Hotel Rwanda



The power of being in Hotel Rwanda (music video) - now Des Mille Collines - was huge. No one really spoke about it – but it was there for me. Just imagining the Interahamwe outside with machetes raised, searching for others to kill. The Tutsis and their sympathizers hiding inside waiting, probably expecting to be murdered at the hands of their countrymen.Imagine the bravery of those who did the right thing in the face of all the madness and the relief as the madness seemed to pass, and the grief to find what was left of Rwanda. All of this happened just thirteen years ago. Thirteen years.

Today Ganza will say mass for our group. It will be casual. I haven’t been to mass in a very long time. One thing that has already been happening on this trip is an openness, an awareness of God and manifestations of God. It is a wide view/interpretation/compass now.


The Veranda


Sunrise from the veranda

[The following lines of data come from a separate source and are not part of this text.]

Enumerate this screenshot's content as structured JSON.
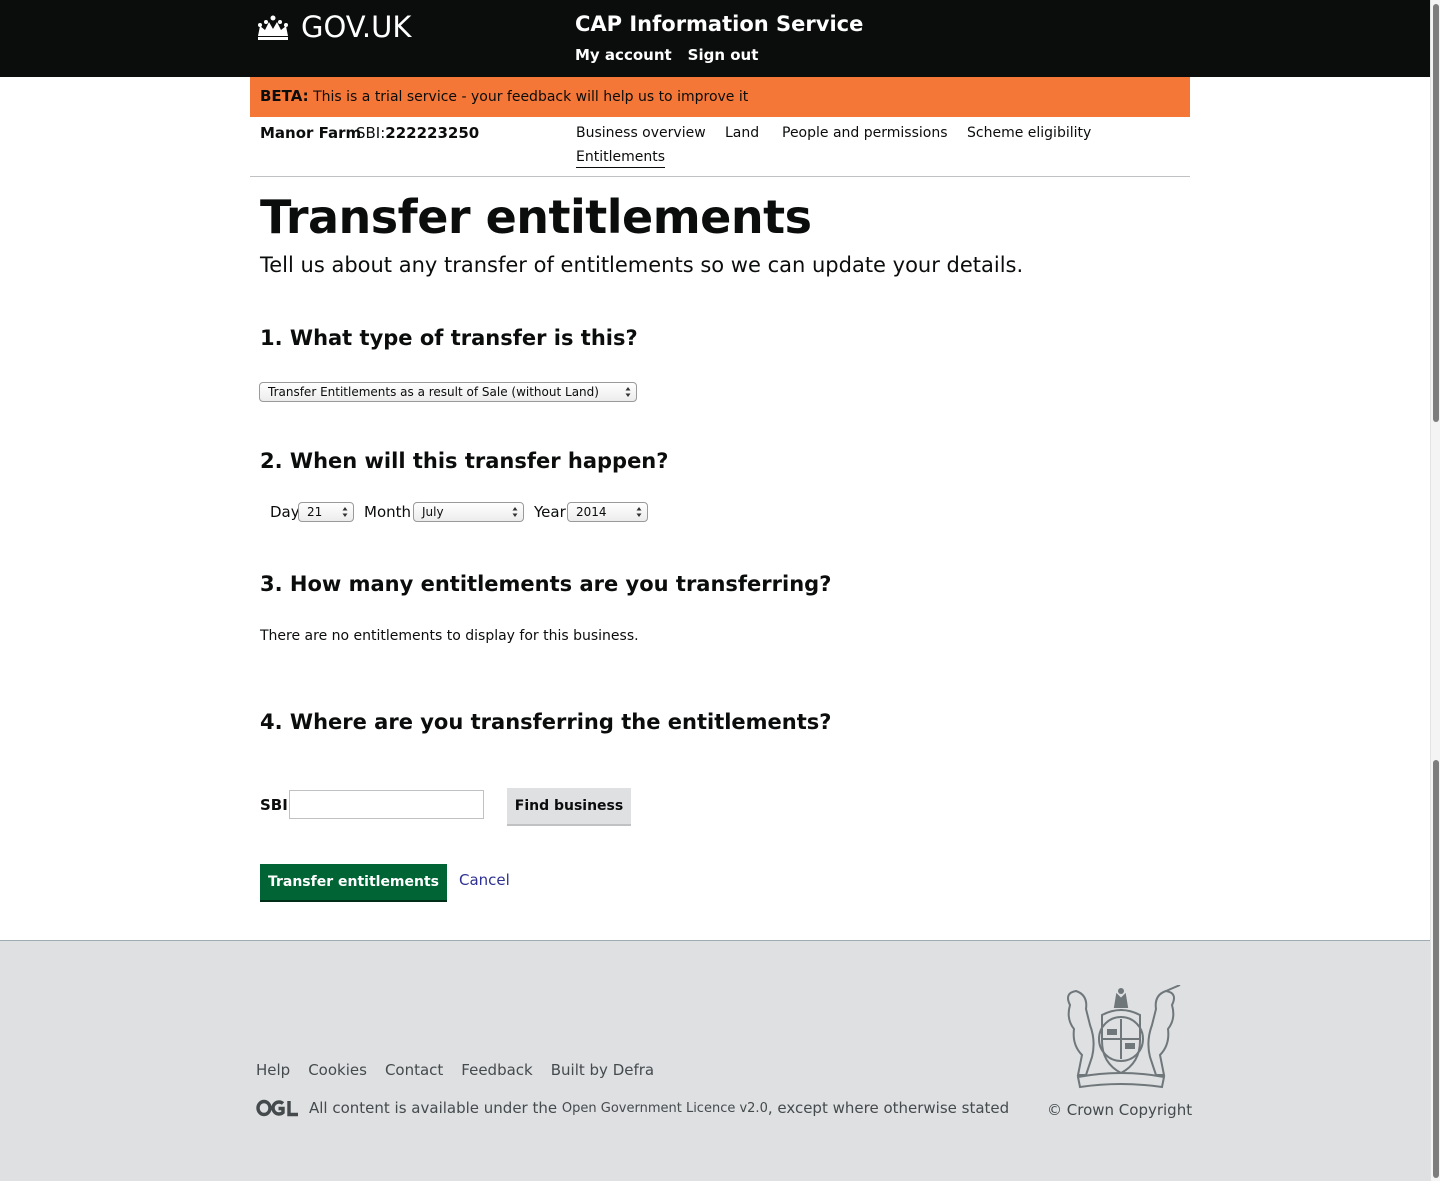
{
  "header": {
    "logo_text": "GOV.UK",
    "service_name": "CAP Information Service",
    "links": [
      "My account",
      "Sign out"
    ]
  },
  "beta": {
    "tag": "BETA:",
    "text_before": "This is a trial service - your",
    "link": "feedback",
    "text_after": "will help us to improve it"
  },
  "business": {
    "name": "Manor Farm",
    "sbi_label": "SBI:",
    "sbi_value": "222223250",
    "nav": [
      "Business overview",
      "Land",
      "People and permissions",
      "Scheme eligibility",
      "Entitlements"
    ],
    "active_nav": "Entitlements"
  },
  "main": {
    "title": "Transfer entitlements",
    "lede": "Tell us about any transfer of entitlements so we can update your details.",
    "q1": {
      "heading": "1. What type of transfer is this?",
      "selected": "Transfer Entitlements as a result of Sale (without Land)"
    },
    "q2": {
      "heading": "2. When will this transfer happen?",
      "day_label": "Day",
      "day_value": "21",
      "month_label": "Month",
      "month_value": "July",
      "year_label": "Year",
      "year_value": "2014"
    },
    "q3": {
      "heading": "3. How many entitlements are you transferring?",
      "message": "There are no entitlements to display for this business."
    },
    "q4": {
      "heading": "4. Where are you transferring the entitlements?",
      "sbi_label": "SBI",
      "sbi_value": "",
      "find_button": "Find business"
    },
    "submit_button": "Transfer entitlements",
    "cancel_link": "Cancel"
  },
  "footer": {
    "links": [
      "Help",
      "Cookies",
      "Contact",
      "Feedback"
    ],
    "built_by_text": "Built by",
    "built_by_link": "Defra",
    "licence_before": "All content is available under the",
    "licence_link": "Open Government Licence v2.0",
    "licence_after": ", except where otherwise stated",
    "copyright": "© Crown Copyright"
  },
  "colors": {
    "header_bg": "#0b0c0c",
    "beta_bg": "#f47738",
    "primary_button": "#006435",
    "footer_bg": "#dee0e2",
    "link": "#2e3191"
  },
  "icons": [
    "crown-icon",
    "ogl-logo-icon",
    "royal-coat-of-arms-icon",
    "select-arrows-icon"
  ]
}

I was on the patio earlier this morning by myself. The sun was blazing – not really hot but clear. Different songbirds flocking around the tall palms. Large butterflies a lot like our black swallowtails. A tall waiter brought me the best cup of coffee I’ve ever had. Super strong, very black and hot. Last evening when we got to the hotel where we are staying (The Serena) we were served tall slender glasses of passion juice (I think). Cool, syrupy, tangy. Delicious. Maybe it’s because it’s because I’m here in this special place. But the sunshine, the beautiful birds and butterflies, the fruit, the coffee all seem so rich, so extra, so… God.

Tuesday, July 13, 2010

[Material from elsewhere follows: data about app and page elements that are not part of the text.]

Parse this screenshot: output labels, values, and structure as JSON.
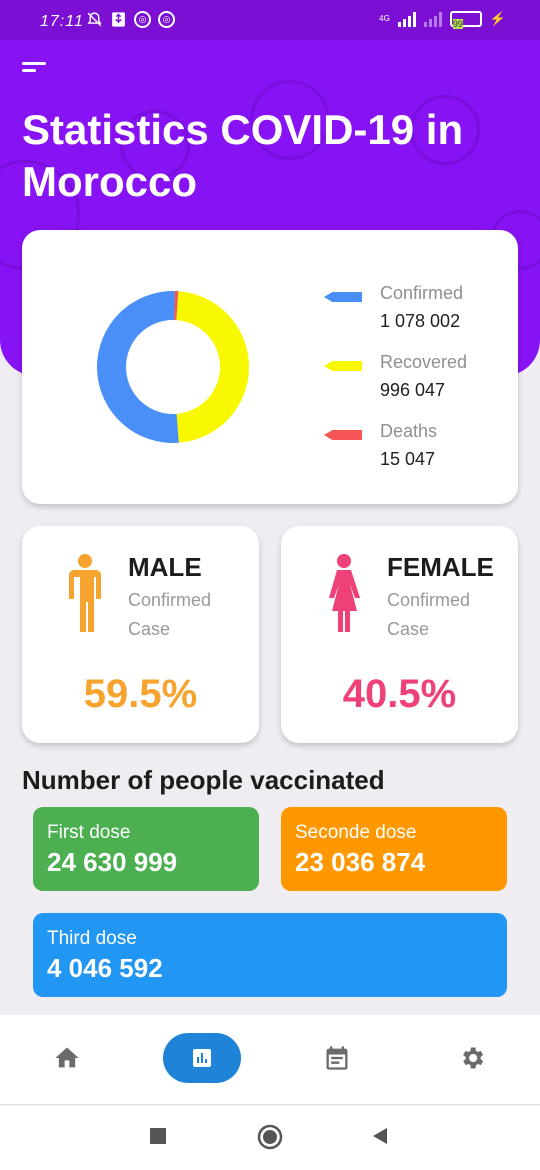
{
  "status_bar": {
    "time": "17:11",
    "network": "4G",
    "battery": "99"
  },
  "header": {
    "title": "Statistics COVID-19 in Morocco"
  },
  "stats": {
    "legend": [
      {
        "label": "Confirmed",
        "value": "1 078 002",
        "color": "#4a8ff7"
      },
      {
        "label": "Recovered",
        "value": "996 047",
        "color": "#f8f800"
      },
      {
        "label": "Deaths",
        "value": "15 047",
        "color": "#f55555"
      }
    ],
    "chart_data": {
      "type": "donut",
      "series": [
        {
          "name": "Confirmed",
          "value": 1078002,
          "color": "#4a8ff7"
        },
        {
          "name": "Recovered",
          "value": 996047,
          "color": "#f8f800"
        },
        {
          "name": "Deaths",
          "value": 15047,
          "color": "#f55555"
        }
      ]
    }
  },
  "gender": {
    "male": {
      "title": "MALE",
      "subtitle": "Confirmed Case",
      "percent": "59.5%",
      "color": "#f6a32f",
      "icon": "male-person-icon"
    },
    "female": {
      "title": "FEMALE",
      "subtitle": "Confirmed Case",
      "percent": "40.5%",
      "color": "#ee4178",
      "icon": "female-person-icon"
    }
  },
  "vaccination": {
    "title": "Number of people vaccinated",
    "doses": [
      {
        "label": "First dose",
        "value": "24 630 999",
        "color": "#4caf50"
      },
      {
        "label": "Seconde dose",
        "value": "23 036 874",
        "color": "#ff9800"
      },
      {
        "label": "Third dose",
        "value": "4 046 592",
        "color": "#2196f3"
      }
    ]
  },
  "nav": {
    "items": [
      {
        "name": "home",
        "icon": "home-icon",
        "active": false
      },
      {
        "name": "statistics",
        "icon": "bar-chart-icon",
        "active": true
      },
      {
        "name": "calendar",
        "icon": "calendar-icon",
        "active": false
      },
      {
        "name": "settings",
        "icon": "gear-icon",
        "active": false
      }
    ]
  }
}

I wrote this on my way to Rwanda. I was so weary that I couldn't sleep. I was getting used to keeping up with a writer's notebook and watching the people around me - anxious in anticipation for what I was about to experience. This was originally published on Sunday, September 2nd 2007.



Beautiful People

Rwandan children in Ntarama

Heidi. I am so weary from lack of sleep. It’s Saturday 5:00 PM. No sleep since Thursday night/Friday morning. I guess it’s 11:00 AM your time. Every time I look at my watch I think of you. I wonder what you are doing – what you might be dreaming of. We are still on the plane but we must be getting close by now.

In the airport in Belgium I know that you would have enjoyed watching all the people. Seeing thousands of faces (Charlotte, New York City, Brussels) always makes me marvel at how wonderfully unique we are. No two people are alike. Incredible. God. When I look into all of these beautiful faces I miss your face. Sometimes I’ll see someone from behind with hair that looks like yours or who walks like you or I’ll hear a snatch of laughter that sounds like you. Then you come swimming back to me. And I am grateful. Seated at the gate in Brussels we were with everyone going to Rwanda. Beautiful people. Exotic to me. So many have a look similar to Immaculee. Dark, beautiful smiles. I know that you would recognize their beauty. The God in them.

On the plane a little one has had a hard flight. She has cried a lot and whined a lot. Some of the grown ups around her can hardly stand it. You can see it on their faces. Her beautiful mom just hugs her and sings to her and rocks her. And it makes me think of you because you would recognize the beauty in the mom’s kindness, in their love for each other. You hear music in babies’ cries. The God in them.

A Rwandan child with lovely elaborate braids is asleep on the fold down table. Peaceful. Serene. Two Belgian guys are walking down the aisle. Older guys. One stops for a moment and takes in the breathtaking beauty of this innocent little scene. One nudges the other drawing his attention. They both stare at her. Just for a few seconds and then move on. You would have appreciated that little moment. That Godness.

In the airport all announcements were in French, English and some other language (German?). The people who work there are so adept at subtly seeking your language before talking to you. I think French is the default language but they switch over so fast. Incredible to me. Cindy got me a bottle of water so when we got coffee, I bought. $4.00 for water. $4.00 for coffee.

I think of you when I read words put together well or when I hear laughter, when I hear a baby cry or see an old man’s wrinkled smile. Because you would appreciate these things too. I see the world partly through your eyes. And my life is better because of it.